“It’s a troubling situation,” said Dr. Andria Jones-Bitton, a professor at the Ontario Veterinary College, who led the research.
“Farmers have long faced occupational stressors due to the weather, their workload and finances,” Jones-Bitton said.
“The pandemic, however, added new stresses, such as increased costs, reduced seasonal agricultural farm workers due to travel bans in 2020, and farm processing backlogs due to workers and truck drivers being ill with COVID-19.”
The findings were no surprise to Burford farmer Larry Davis, who said farming is stressful at the best of times. One bad harvest can scuttle a year’s work, and as fuel, fertilizer and other inputs get more expensive, farmers feel the pinch.
“A lot of times it’ll wake me up at three o’clock in the morning and you can’t get back to sleep because your mind’s going on and on about ‘how am I going to make a dollar on this?’” said Davis, a director with the Ontario Federation of Agriculture representing Brant, Haldimand and Norfolk counties.
“You’ve got all this money tied up and you’re dependant on the weather, you’re dependant on the whim of the consumer,” he said. “There’s a lot of stress there.”
COVID-19 exacerbated those challenges.
“Farmers get COVID or sick just like everybody else, but there’s no one to replace them,” Davis said.
“They have to make sure the livestock gets fed. If they’ve got crops to plant or harvest, it can’t wait for a week or two for somebody to come back from being sick. That’s a lot of pressure.”
A similar survey in 2016 also found farmers to be more stressed than most Canadians, and the gap further widened during the pandemic, when elevated anxiety levels and cynicism about the future led many farmers to withdraw from their usual social circles and turn to alcohol to cope.
Women in agriculture reported worse mental health than men, Jones-Bitton said, citing a “role conflict” that sees women shouldering the bulk of the parental and household responsibilities while also working on — and sometimes off — the farm.
“This places a large burden on women farmers,” said Jones-Britton.
“We encourage men in farming to ask themselves, and discuss with each other, what they can do to better support and promote women in agriculture,” added post-doctoral fellow Briana Hagen, who participated in the research.
The stressors of agriculture can drive farmers out of the industry, especially if they do not have family members interested in continuing their work.
“If there’s nobody to take it over, you think, ‘What’s going to become of this farm?
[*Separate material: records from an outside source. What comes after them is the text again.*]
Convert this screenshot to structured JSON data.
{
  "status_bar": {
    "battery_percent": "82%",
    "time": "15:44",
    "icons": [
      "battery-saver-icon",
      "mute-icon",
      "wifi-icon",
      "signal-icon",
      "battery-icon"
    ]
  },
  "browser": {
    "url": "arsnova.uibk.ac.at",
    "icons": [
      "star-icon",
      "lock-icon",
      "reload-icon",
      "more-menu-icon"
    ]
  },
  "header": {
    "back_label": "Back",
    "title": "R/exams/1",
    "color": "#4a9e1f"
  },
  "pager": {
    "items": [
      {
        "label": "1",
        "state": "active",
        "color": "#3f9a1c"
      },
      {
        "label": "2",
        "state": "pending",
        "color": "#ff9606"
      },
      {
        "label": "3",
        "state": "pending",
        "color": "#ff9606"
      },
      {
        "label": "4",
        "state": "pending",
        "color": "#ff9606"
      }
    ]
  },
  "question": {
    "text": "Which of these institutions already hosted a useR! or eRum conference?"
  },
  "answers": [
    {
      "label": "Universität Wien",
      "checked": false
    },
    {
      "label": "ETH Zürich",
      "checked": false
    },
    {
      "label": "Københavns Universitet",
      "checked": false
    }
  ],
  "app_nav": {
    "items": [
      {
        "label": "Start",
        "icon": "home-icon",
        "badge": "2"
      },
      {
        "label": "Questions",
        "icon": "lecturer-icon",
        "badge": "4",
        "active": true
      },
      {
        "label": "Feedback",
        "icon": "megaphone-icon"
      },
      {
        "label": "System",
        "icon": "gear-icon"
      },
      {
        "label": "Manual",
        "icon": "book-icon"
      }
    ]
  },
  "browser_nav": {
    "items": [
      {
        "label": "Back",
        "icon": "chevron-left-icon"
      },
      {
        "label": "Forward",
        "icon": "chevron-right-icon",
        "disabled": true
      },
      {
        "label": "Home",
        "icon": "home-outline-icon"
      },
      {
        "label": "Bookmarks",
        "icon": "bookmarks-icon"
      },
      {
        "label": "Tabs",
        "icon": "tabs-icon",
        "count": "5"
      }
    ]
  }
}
Will it just end up being a development or a gravel pit?” said Davis, who spoke with pride about how he has made his soil healthier and more productive over the decades.
“I’m tied to this farm emotionally,” he said. “You get to where you’re a part of that ecosystem that you’re trying to make a living from, and it’s hard to separate yourself from the farm and relax.”
Despite efforts to reduce the stigma around mental health, Davis said farmers are still reluctant to admit they need help.
“Farmers are very independent and they figure, ‘I can handle this stress and it’ll come out all right,’” he said.
“And when things don’t go the way the farmer figures they should, up goes the suicide rate.”
Davis encouraged farmers and their family members to call a free counselling line offered through the Farmer Wellness Initiative, a joint project of the OFA and the Canadian Mental Health Association.
Help is available around the clock at 1-866-267-6255. Callers will be connected to mental health professionals who have been trained in the unique challenges farmers face.
“If you’re struggling, reach out for help,” Davis said.
CMHA also offers a program called In the Know that teaches farmers and others connected to agriculture — such as veterinarians and seed salespeople — how to spot the signs of stress and broach the topic in a supportive way.
“We want them to be able to recognize that a farmer is struggling and be willing to open the conversation,” Davis said.
Where to get help
If you are experiencing thoughts of suicide or know someone who is, help is out there. In case of an emergency, call 911 for help. Resources are available online at www.crisisservicescanada.ca or you can connect to the national suicide prevention helpline at 1-833-456-4566, or the Kids Help Phone at 1-800-668-6868.
Distress and Crisis Ontario:dcontario.org
This item reprinted with permission from The Spectator, Hamilton, Ontario